_Problem requirements_
Write down every entry below once more, exactly.

--- Data to examine Enclosed Below ---

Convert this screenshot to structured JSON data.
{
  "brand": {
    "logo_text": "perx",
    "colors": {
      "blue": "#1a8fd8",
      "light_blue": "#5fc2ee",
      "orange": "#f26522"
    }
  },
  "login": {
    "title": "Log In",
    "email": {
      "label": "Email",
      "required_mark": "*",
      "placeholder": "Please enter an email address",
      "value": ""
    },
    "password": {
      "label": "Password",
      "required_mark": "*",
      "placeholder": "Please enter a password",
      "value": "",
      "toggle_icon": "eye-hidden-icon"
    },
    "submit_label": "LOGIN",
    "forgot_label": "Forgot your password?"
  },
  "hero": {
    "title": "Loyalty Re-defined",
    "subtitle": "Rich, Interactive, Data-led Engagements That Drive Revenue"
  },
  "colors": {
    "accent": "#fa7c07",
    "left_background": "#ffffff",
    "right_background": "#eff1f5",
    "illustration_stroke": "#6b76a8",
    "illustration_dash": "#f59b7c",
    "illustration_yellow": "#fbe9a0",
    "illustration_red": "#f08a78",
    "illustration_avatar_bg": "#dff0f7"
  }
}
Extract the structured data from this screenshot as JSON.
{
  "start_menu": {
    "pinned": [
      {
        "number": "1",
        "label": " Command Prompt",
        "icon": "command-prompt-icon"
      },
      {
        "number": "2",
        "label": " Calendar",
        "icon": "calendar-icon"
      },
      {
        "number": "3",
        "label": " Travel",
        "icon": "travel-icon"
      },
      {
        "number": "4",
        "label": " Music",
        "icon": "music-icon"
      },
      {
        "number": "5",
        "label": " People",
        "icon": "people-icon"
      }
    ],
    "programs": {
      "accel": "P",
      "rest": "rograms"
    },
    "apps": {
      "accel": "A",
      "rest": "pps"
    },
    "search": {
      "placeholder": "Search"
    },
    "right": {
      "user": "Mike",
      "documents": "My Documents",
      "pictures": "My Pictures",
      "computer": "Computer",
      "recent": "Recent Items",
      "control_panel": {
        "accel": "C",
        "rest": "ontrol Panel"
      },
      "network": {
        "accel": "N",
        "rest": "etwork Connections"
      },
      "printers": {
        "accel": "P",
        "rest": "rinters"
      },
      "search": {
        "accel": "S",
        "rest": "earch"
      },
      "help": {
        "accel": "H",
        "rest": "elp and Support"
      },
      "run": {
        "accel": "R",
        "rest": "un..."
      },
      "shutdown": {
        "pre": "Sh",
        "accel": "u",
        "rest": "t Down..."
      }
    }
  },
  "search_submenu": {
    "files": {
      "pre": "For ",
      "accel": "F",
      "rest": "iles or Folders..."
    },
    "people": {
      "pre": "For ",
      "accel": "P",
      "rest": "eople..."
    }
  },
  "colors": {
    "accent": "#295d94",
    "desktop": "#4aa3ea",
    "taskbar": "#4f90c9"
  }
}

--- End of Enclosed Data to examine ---

_Problem solution_
Convert this screenshot to structured JSON data.
{
  "brand": {
    "logo_text": "perx",
    "colors": {
      "blue": "#1a8fd8",
      "light_blue": "#5fc2ee",
      "orange": "#f26522"
    }
  },
  "login": {
    "title": "Log In",
    "email": {
      "label": "Email",
      "required_mark": "*",
      "placeholder": "Please enter an email address",
      "value": ""
    },
    "password": {
      "label": "Password",
      "required_mark": "*",
      "placeholder": "Please enter a password",
      "value": "",
      "toggle_icon": "eye-hidden-icon"
    },
    "submit_label": "LOGIN",
    "forgot_label": "Forgot your password?"
  },
  "hero": {
    "title": "Loyalty Re-defined",
    "subtitle": "Rich, Interactive, Data-led Engagements That Drive Revenue"
  },
  "colors": {
    "accent": "#fa7c07",
    "left_background": "#ffffff",
    "right_background": "#eff1f5",
    "illustration_stroke": "#6b76a8",
    "illustration_dash": "#f59b7c",
    "illustration_yellow": "#fbe9a0",
    "illustration_red": "#f08a78",
    "illustration_avatar_bg": "#dff0f7"
  }
}
Extract the structured data from this screenshot as JSON.
{
  "start_menu": {
    "pinned": [
      {
        "number": "1",
        "label": " Command Prompt",
        "icon": "command-prompt-icon"
      },
      {
        "number": "2",
        "label": " Calendar",
        "icon": "calendar-icon"
      },
      {
        "number": "3",
        "label": " Travel",
        "icon": "travel-icon"
      },
      {
        "number": "4",
        "label": " Music",
        "icon": "music-icon"
      },
      {
        "number": "5",
        "label": " People",
        "icon": "people-icon"
      }
    ],
    "programs": {
      "accel": "P",
      "rest": "rograms"
    },
    "apps": {
      "accel": "A",
      "rest": "pps"
    },
    "search": {
      "placeholder": "Search"
    },
    "right": {
      "user": "Mike",
      "documents": "My Documents",
      "pictures": "My Pictures",
      "computer": "Computer",
      "recent": "Recent Items",
      "control_panel": {
        "accel": "C",
        "rest": "ontrol Panel"
      },
      "network": {
        "accel": "N",
        "rest": "etwork Connections"
      },
      "printers": {
        "accel": "P",
        "rest": "rinters"
      },
      "search": {
        "accel": "S",
        "rest": "earch"
      },
      "help": {
        "accel": "H",
        "rest": "elp and Support"
      },
      "run": {
        "accel": "R",
        "rest": "un..."
      },
      "shutdown": {
        "pre": "Sh",
        "accel": "u",
        "rest": "t Down..."
      }
    }
  },
  "search_submenu": {
    "files": {
      "pre": "For ",
      "accel": "F",
      "rest": "iles or Folders..."
    },
    "people": {
      "pre": "For ",
      "accel": "P",
      "rest": "eople..."
    }
  },
  "colors": {
    "accent": "#295d94",
    "desktop": "#4aa3ea",
    "taskbar": "#4f90c9"
  }
}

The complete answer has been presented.